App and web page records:
- Opening Delimiter -

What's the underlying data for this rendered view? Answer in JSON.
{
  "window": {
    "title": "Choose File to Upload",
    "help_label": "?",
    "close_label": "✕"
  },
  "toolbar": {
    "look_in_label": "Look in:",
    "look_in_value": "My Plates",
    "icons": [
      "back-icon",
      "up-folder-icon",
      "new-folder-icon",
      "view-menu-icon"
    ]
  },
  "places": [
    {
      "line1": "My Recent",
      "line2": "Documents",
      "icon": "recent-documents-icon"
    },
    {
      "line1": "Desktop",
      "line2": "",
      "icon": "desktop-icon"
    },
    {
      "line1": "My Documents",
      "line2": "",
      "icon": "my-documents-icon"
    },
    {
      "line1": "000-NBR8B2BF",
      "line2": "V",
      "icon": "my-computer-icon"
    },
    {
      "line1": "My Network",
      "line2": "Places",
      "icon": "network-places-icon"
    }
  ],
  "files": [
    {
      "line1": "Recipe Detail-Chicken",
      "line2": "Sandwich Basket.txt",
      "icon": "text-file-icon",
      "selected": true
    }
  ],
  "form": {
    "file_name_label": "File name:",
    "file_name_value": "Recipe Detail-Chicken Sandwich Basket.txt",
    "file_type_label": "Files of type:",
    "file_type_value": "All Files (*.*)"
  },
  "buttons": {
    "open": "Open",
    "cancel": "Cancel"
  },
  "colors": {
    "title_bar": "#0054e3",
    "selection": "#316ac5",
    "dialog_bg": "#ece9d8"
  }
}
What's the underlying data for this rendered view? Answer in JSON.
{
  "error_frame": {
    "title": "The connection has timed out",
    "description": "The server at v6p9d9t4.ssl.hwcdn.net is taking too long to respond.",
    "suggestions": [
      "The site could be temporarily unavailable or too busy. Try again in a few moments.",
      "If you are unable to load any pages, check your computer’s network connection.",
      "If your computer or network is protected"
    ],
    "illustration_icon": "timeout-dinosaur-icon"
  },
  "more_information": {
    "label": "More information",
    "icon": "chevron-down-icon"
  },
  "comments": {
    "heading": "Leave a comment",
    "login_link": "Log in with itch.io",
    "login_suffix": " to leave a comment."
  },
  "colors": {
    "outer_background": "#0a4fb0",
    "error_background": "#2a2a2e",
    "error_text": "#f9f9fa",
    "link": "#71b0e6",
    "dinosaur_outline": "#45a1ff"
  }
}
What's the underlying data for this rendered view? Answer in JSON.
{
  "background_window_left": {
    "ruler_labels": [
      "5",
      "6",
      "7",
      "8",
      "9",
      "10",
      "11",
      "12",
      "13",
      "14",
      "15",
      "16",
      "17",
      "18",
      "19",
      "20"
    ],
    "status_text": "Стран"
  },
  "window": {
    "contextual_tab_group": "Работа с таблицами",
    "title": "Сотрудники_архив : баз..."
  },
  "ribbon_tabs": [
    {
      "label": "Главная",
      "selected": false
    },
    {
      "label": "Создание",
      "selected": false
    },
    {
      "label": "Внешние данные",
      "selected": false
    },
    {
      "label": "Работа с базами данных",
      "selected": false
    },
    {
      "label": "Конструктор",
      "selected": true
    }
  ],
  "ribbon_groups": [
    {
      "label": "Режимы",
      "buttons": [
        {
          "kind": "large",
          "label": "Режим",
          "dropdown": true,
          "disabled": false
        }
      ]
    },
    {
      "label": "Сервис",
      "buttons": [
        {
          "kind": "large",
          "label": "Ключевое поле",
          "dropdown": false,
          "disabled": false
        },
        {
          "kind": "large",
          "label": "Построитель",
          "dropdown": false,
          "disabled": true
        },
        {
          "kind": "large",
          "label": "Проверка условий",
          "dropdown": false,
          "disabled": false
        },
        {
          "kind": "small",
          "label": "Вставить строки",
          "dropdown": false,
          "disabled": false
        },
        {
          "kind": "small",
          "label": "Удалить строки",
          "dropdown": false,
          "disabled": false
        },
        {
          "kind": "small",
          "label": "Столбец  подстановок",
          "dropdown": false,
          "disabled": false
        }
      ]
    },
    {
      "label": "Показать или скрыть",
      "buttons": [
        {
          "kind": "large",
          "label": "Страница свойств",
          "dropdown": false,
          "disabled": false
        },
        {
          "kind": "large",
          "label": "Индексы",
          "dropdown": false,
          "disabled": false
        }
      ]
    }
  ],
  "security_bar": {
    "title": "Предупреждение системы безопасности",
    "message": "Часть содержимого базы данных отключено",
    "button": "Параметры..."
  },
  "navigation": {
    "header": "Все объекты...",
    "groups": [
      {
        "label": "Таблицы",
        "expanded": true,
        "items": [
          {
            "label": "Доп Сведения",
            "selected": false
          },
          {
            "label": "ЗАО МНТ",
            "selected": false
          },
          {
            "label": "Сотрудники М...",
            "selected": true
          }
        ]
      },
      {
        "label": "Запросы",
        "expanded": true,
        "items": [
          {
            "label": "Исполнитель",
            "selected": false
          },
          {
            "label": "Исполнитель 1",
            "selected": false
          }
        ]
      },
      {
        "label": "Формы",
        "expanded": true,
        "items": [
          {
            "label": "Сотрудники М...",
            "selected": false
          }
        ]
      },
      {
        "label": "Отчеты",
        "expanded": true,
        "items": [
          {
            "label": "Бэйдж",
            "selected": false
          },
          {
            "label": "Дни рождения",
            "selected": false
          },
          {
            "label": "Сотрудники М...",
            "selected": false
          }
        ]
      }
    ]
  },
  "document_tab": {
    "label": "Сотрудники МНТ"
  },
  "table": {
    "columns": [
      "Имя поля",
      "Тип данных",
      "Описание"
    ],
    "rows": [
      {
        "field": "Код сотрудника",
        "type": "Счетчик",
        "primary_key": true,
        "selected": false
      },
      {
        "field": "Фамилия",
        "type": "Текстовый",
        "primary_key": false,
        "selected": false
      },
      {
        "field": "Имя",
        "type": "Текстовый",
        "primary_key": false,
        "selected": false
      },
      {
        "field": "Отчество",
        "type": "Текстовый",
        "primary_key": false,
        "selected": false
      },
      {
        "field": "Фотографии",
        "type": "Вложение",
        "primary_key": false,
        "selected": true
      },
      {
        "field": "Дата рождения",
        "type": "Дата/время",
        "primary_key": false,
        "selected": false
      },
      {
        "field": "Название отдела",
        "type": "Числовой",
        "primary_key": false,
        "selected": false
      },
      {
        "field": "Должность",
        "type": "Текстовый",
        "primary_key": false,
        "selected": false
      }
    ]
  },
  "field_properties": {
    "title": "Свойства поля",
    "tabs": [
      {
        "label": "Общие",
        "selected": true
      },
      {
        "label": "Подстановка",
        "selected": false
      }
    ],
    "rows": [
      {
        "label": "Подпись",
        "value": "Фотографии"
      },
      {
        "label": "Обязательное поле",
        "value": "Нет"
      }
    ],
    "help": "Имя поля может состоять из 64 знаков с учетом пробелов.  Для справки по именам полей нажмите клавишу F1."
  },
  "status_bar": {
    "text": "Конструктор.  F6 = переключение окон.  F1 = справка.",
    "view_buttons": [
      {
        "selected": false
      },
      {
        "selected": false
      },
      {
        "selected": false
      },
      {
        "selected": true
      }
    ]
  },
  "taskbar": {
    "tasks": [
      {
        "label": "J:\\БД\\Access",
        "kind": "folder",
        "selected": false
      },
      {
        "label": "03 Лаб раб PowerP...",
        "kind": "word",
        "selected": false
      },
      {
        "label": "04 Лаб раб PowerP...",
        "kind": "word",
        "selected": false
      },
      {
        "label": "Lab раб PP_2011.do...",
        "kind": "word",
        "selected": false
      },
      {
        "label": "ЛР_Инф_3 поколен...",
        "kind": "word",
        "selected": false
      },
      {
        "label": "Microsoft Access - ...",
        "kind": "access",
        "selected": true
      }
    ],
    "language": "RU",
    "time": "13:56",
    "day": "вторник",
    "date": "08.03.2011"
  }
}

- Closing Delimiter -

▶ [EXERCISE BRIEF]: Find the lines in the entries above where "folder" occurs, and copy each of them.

▶ [RESPONSE FOR THIS EXERCISE]:
      "up-folder-icon",
      "new-folder-icon",
        "kind": "folder",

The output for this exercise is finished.